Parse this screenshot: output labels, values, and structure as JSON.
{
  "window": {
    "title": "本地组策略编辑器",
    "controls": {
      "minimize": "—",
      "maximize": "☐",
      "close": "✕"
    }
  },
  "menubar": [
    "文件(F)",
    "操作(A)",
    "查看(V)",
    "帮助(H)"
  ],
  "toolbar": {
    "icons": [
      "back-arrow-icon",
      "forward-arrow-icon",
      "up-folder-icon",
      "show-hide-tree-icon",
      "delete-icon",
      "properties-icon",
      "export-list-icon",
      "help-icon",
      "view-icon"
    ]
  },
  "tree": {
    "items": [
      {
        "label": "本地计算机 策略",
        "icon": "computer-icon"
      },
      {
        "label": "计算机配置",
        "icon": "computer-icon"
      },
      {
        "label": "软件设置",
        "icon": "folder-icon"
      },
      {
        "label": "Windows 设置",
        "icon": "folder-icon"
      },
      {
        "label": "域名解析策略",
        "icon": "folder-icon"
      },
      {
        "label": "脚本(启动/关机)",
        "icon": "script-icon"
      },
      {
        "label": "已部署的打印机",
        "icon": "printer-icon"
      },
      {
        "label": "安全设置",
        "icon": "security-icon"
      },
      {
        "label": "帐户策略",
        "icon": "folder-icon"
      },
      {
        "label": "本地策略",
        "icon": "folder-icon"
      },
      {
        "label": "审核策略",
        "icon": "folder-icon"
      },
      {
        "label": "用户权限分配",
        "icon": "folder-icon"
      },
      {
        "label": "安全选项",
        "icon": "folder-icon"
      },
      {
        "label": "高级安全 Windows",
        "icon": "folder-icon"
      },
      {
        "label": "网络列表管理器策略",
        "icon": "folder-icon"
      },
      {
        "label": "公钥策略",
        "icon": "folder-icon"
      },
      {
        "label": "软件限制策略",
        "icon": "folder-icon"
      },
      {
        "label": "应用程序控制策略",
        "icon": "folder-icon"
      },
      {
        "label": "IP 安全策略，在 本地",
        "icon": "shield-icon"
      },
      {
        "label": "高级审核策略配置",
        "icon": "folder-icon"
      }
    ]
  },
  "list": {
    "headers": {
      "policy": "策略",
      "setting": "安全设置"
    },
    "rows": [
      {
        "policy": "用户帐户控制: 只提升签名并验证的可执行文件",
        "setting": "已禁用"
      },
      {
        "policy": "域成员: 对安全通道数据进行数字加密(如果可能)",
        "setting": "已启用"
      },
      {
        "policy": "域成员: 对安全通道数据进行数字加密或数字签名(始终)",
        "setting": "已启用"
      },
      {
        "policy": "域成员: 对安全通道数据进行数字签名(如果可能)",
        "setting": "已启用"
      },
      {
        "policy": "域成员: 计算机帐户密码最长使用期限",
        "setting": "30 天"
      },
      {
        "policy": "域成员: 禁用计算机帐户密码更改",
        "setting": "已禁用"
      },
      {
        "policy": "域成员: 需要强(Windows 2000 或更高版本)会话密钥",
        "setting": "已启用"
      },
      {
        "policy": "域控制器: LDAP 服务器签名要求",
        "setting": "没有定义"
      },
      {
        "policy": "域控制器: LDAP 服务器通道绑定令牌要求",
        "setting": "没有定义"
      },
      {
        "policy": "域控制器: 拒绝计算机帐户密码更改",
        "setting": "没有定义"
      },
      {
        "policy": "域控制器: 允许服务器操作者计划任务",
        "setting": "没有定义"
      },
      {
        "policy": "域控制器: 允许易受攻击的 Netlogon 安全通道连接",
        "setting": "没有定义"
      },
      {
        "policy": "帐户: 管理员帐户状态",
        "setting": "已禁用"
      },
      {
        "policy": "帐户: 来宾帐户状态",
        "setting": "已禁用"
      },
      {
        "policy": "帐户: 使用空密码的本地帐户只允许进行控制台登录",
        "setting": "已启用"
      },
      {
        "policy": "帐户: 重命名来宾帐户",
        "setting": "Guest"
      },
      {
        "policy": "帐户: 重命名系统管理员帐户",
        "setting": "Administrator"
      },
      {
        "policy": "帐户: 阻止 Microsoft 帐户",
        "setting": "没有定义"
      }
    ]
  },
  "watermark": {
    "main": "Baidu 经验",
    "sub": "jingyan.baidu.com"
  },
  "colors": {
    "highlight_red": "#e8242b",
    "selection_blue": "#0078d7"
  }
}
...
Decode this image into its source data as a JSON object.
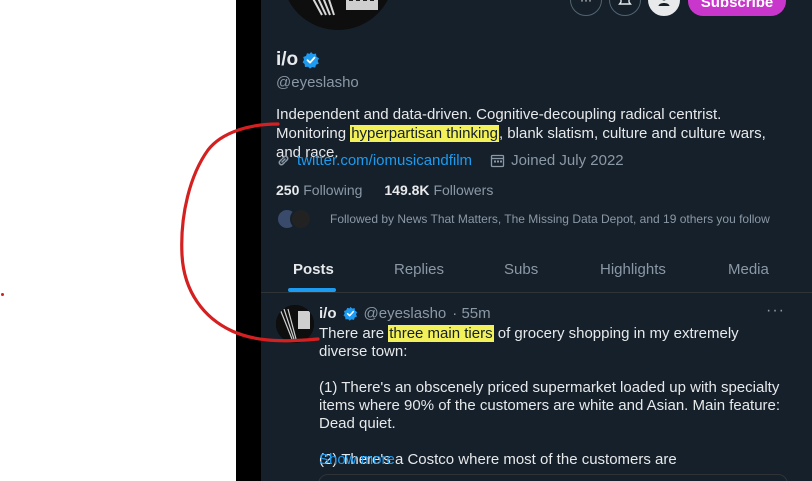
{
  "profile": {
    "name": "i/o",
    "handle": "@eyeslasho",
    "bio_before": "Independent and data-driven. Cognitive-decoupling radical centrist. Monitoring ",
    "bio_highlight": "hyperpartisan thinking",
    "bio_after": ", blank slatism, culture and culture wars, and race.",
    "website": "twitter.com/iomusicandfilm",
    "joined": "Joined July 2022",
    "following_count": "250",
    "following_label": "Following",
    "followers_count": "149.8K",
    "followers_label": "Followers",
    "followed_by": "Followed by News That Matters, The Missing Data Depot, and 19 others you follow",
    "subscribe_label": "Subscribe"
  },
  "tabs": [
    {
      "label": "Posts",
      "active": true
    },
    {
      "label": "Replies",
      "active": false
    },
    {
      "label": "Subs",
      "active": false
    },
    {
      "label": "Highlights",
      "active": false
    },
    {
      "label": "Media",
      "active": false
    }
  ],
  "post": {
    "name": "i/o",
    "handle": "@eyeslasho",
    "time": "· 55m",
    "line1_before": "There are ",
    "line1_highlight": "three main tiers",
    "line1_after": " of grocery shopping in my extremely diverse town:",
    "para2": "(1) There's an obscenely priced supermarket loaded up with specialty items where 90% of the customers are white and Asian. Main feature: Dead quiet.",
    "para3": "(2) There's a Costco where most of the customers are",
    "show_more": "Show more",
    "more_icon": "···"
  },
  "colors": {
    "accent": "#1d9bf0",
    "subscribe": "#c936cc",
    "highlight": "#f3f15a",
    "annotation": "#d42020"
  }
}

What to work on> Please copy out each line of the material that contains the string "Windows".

Task output>
        "label": "Windows 设置",
        "label": "高级安全 Windows",
        "policy": "域成员: 需要强(Windows 2000 或更高版本)会话密钥",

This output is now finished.